Bolivian activists have decided to begin a hunger strike to demand a ruling from the Supreme Electoral Tribunal (TSE) on whether or not to allow long-time authoritarian president Evo Morales to run in the presidential elections of 2019.
Olga Florez, one of the leaders of the strike, said that they want the TSE to determine “if the referendum of February 21, 2016 is going to be honored, or will not be honored”, in which the majority of Bolivian citizens voted against allowing Morales to run for an unprecedented (and unconstitutional) fourth term.
So far, the TSE has declared that both the referendum and the ruling of 2017 of the Constitutional Court (TC), which enabled Morales to re-election indefinitely, are binding, but have not explained how they would both be applicable for the next elections, and few days ago the electoral body issued a statement ratifying the schedule for the presidential primaries without giving further details on the Morales candidacy.

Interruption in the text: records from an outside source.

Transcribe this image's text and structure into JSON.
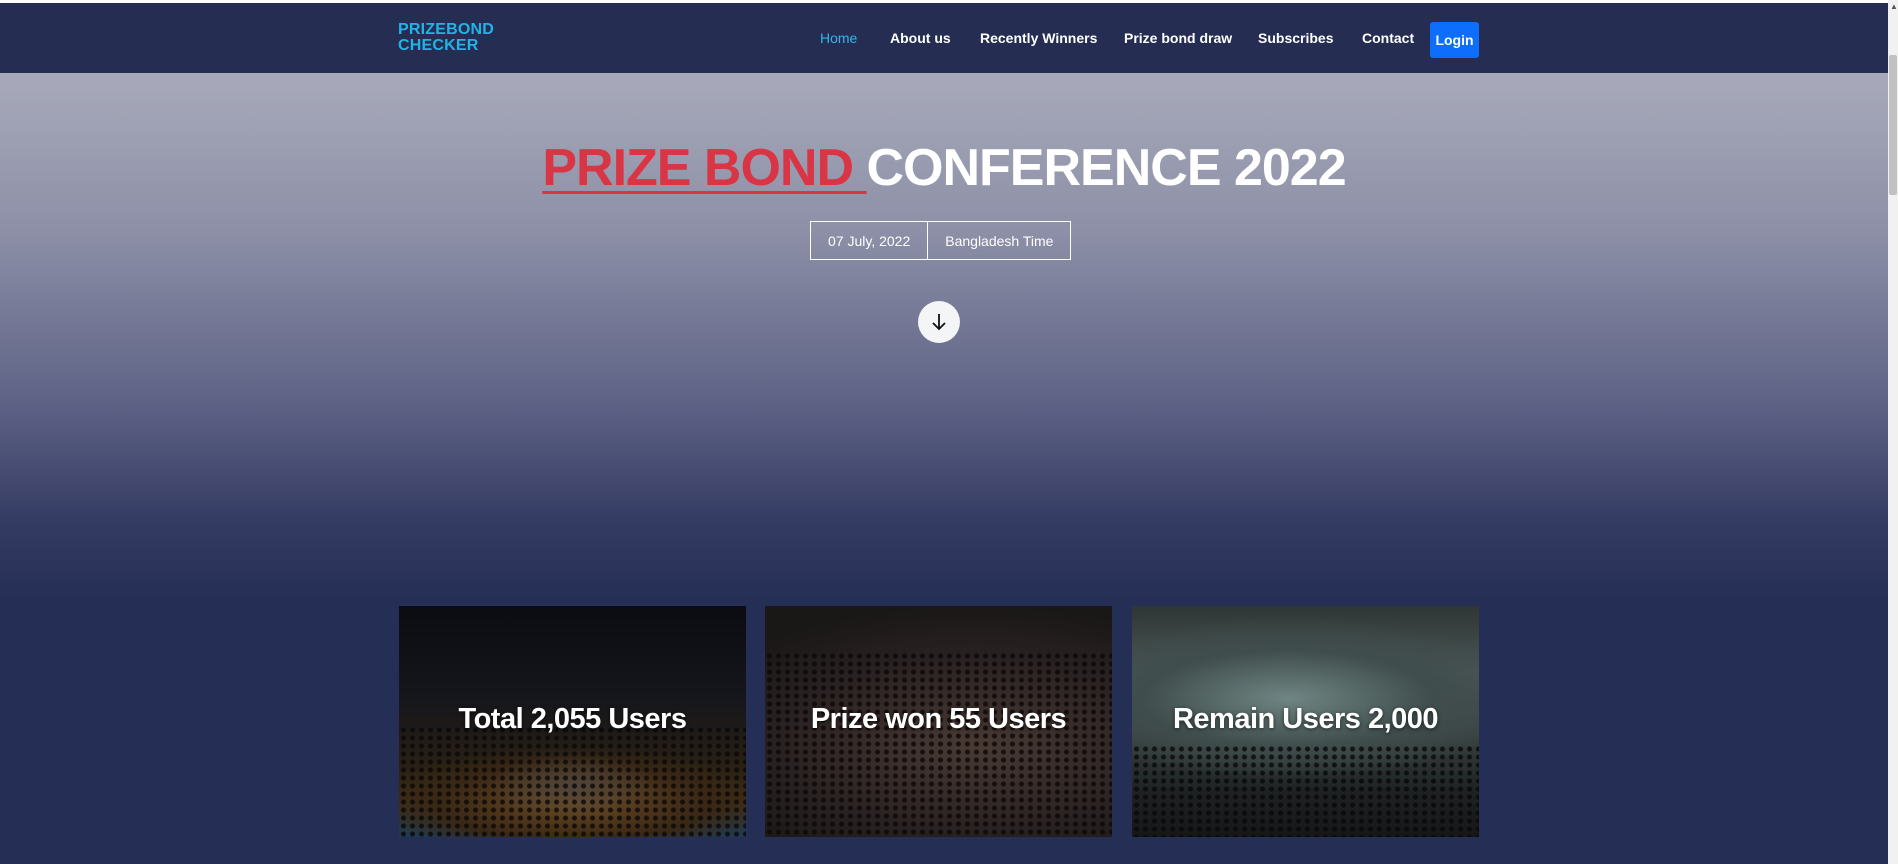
{
  "brand": {
    "line1": "PRIZEBOND",
    "line2": "CHECKER"
  },
  "nav": {
    "items": [
      {
        "label": "Home",
        "active": true
      },
      {
        "label": "About us"
      },
      {
        "label": "Recently Winners"
      },
      {
        "label": "Prize bond draw"
      },
      {
        "label": "Subscribes"
      },
      {
        "label": "Contact"
      }
    ],
    "login_label": "Login"
  },
  "hero": {
    "title_accent": "PRIZE BOND ",
    "title_rest": "CONFERENCE 2022",
    "date": "07 July, 2022",
    "timezone": "Bangladesh Time",
    "scroll_icon": "arrow-down-icon"
  },
  "stats": [
    {
      "label": "Total 2,055 Users"
    },
    {
      "label": "Prize won 55 Users"
    },
    {
      "label": "Remain Users 2,000"
    }
  ],
  "colors": {
    "navbar": "#262d53",
    "brand": "#20b4e6",
    "accent_red": "#d93545",
    "login_button": "#0d6efd"
  }
}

Given the lack of response from the TSE, the group of activists announced that they will remain on hunger strike, with tents and posters in front of the main headquarters of the electoral body, since this decision is of the utmost importance: so that the Bolivian people will know if the country really holds “clean elections.”

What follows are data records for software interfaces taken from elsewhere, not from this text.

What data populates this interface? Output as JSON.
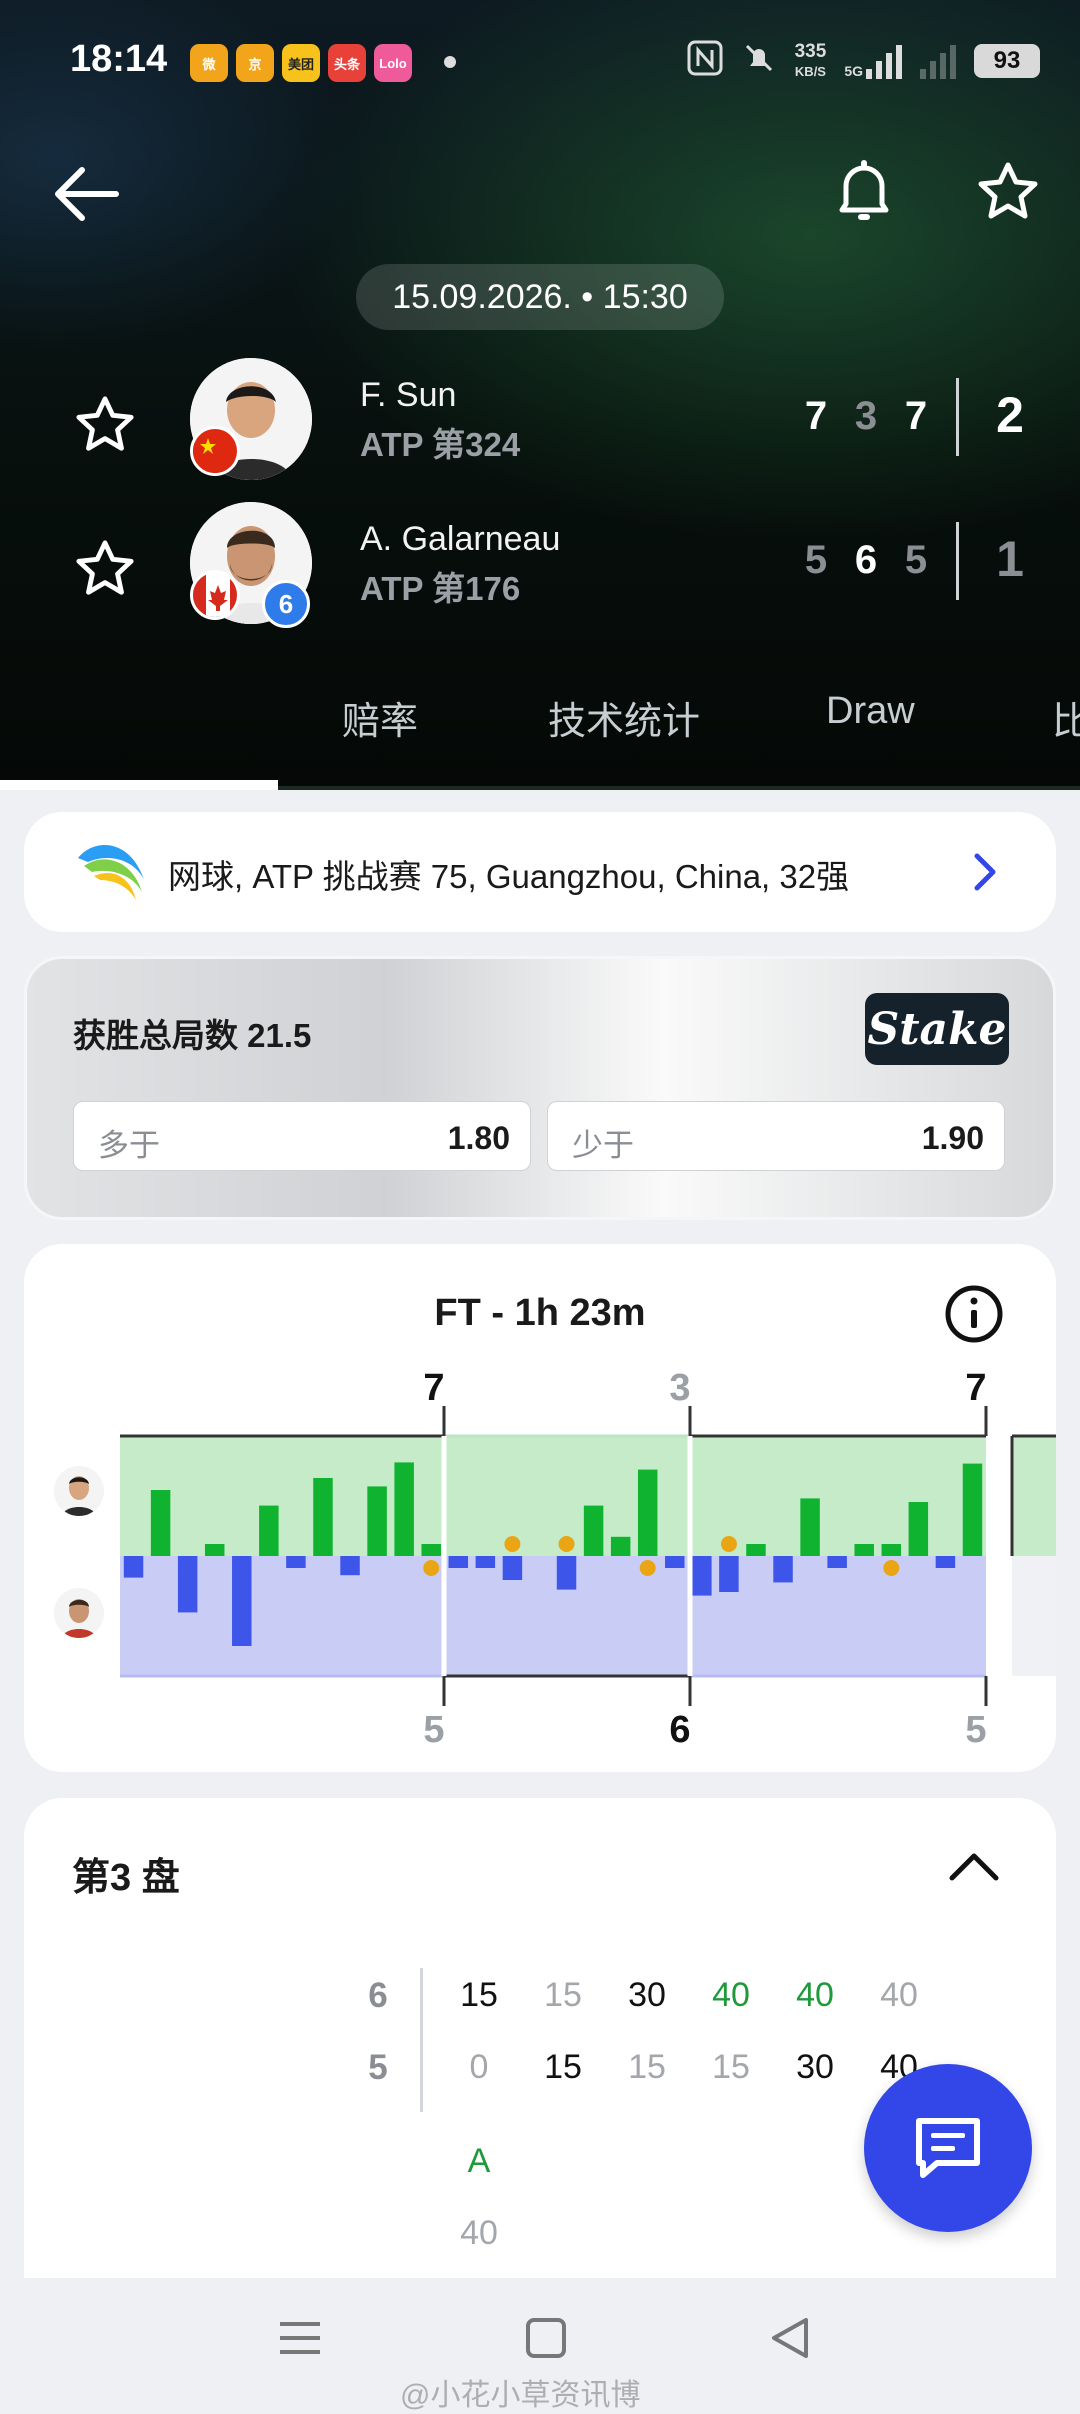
{
  "status_bar": {
    "time": "18:14",
    "apps": [
      {
        "label": "微",
        "color": "#f2a51a"
      },
      {
        "label": "京",
        "color": "#f2a51a"
      },
      {
        "label": "美团",
        "color": "#f7c21b"
      },
      {
        "label": "头条",
        "color": "#e8413a"
      },
      {
        "label": "Lolo",
        "color": "#ee5a9a"
      }
    ],
    "net_speed_top": "335",
    "net_speed_unit": "KB/S",
    "signal_label": "5G",
    "battery": "93"
  },
  "match": {
    "datetime": "15.09.2026. • 15:30",
    "players": [
      {
        "name": "F. Sun",
        "rank": "ATP 第324",
        "sets": [
          "7",
          "3",
          "7"
        ],
        "set_winner": [
          true,
          false,
          true
        ],
        "total": "2",
        "seed": ""
      },
      {
        "name": "A. Galarneau",
        "rank": "ATP 第176",
        "sets": [
          "5",
          "6",
          "5"
        ],
        "set_winner": [
          false,
          true,
          false
        ],
        "total": "1",
        "seed": "6"
      }
    ]
  },
  "tabs": [
    "",
    "赔率",
    "技术统计",
    "Draw",
    "比"
  ],
  "tournament": {
    "text": "网球, ATP 挑战赛 75, Guangzhou, China, 32强"
  },
  "betting": {
    "title": "获胜总局数 21.5",
    "bookmaker": "Stake",
    "over_label": "多于",
    "over_value": "1.80",
    "under_label": "少于",
    "under_value": "1.90"
  },
  "momentum": {
    "title": "FT - 1h 23m",
    "top_set_scores": [
      "7",
      "3",
      "7"
    ],
    "top_set_win": [
      true,
      false,
      true
    ],
    "bottom_set_scores": [
      "5",
      "6",
      "5"
    ],
    "bottom_set_win": [
      false,
      true,
      false
    ],
    "colors": {
      "p1": "#10b330",
      "p2": "#3d55e8",
      "p1_bg": "#c5ebc9",
      "p2_bg": "#c9cdf6",
      "break": "#e9a514"
    }
  },
  "chart_data": {
    "type": "bar",
    "title": "FT - 1h 23m",
    "xlabel": "",
    "ylabel": "",
    "series": [
      {
        "values": [
          0,
          0.55,
          0,
          0.1,
          0,
          0.42,
          0,
          0.65,
          0,
          0.58,
          0.78,
          0.1,
          0,
          0,
          0,
          0,
          0,
          0.42,
          0.16,
          0.72,
          0,
          0,
          0,
          0.1,
          0,
          0.48,
          0,
          0.1,
          0.1,
          0.45,
          0,
          0.77
        ]
      },
      {
        "values": [
          0.18,
          0,
          0.47,
          0,
          0.75,
          0,
          0.1,
          0,
          0.16,
          0,
          0,
          0,
          0.1,
          0.1,
          0.2,
          0,
          0.28,
          0,
          0,
          0,
          0.1,
          0.33,
          0.3,
          0,
          0.22,
          0,
          0.1,
          0,
          0,
          0,
          0.1,
          0
        ]
      }
    ]
  },
  "set3": {
    "title": "第3 盘",
    "p1_games": "6",
    "p2_games": "5",
    "p1_points": [
      "15",
      "15",
      "30",
      "40",
      "40",
      "40"
    ],
    "p1_point_style": [
      "k",
      "g",
      "k",
      "w",
      "w",
      "g"
    ],
    "p2_points": [
      "0",
      "15",
      "15",
      "15",
      "30",
      "40"
    ],
    "p2_point_style": [
      "g",
      "k",
      "g",
      "g",
      "k",
      "k"
    ],
    "extra_top": "A",
    "extra_bottom": "40"
  },
  "watermark": "@小花小草资讯博"
}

“I would prefer to die of hunger than to live in a dictatorship, I ask you to join with us for the love of democracy,” said the activist of the Todos Unidos platform and member of the Civic Committee of Cochabamba, Henry Rojas.
The struggle is not just for those on hunger strike
For now there are just five people who have joined the strike, but society and opposition politicians are still struggling to find a way to respect the popular will and give clear answers as to how to challenge the Morales regime, so it is expected that in the coming days and weeks, more people will join the cause.
“We will give our all to ensure that the popular will of the referendum of 2016 will be fulfilled. We will do this until the TSE fulfills its responsibility to respect the referendum, and issue a ruling against the presidential ticket which seeks to impose MAS (Morales’ ruling Movement to Socialism party),” said Vladimir Machicado, of the political movement “Bolivia said No.”
Also, Machicado warned that empowering Morales would generate a “terrible convulsion” in the country and would lead to the TSE members being prosecuted “morally and criminally” for failing to comply with the popular will of a referendum that they themselves organized.
“We demand that the Electoral Tribunal respect the political Constitution of the state and that its interpretations be a matter of the rule of law, not on a whim, nor at the convenience of the current government and of Mr. Evo Morales and Álvaro García Linera,” added Rojas.
Morales is a quintessential pillar of the “Pink Tide” which swept Latin America over the past fifteen years, along with other leftist luminaries such as Cristina Kirchner, Lula da Silva, Hugo Chavez, and Rafael Correa.
Morales is one of the few that still remains in power, although his popularity has waned, and he is increasingly viewed as authoritarian. He has won presidential elections in 2005, 2009, and 2014.
In 2005 he handily defeated former president Jorge Quiroga, 54% to 28%, and has since transformed Bolivian society, cultivating a cult-of-personality. He has proved popular with indigenous Bolivians, and defended the rights of coca growers, but has enjoyed an antagonistic relationship with the United States, and global financial institutions.
From all appearances, the court, which is packed with Evo loyalists, is unlikely to stand in the way of his fourth presidential term, despite the people of Bolivia opposing it in the 2016 referendum.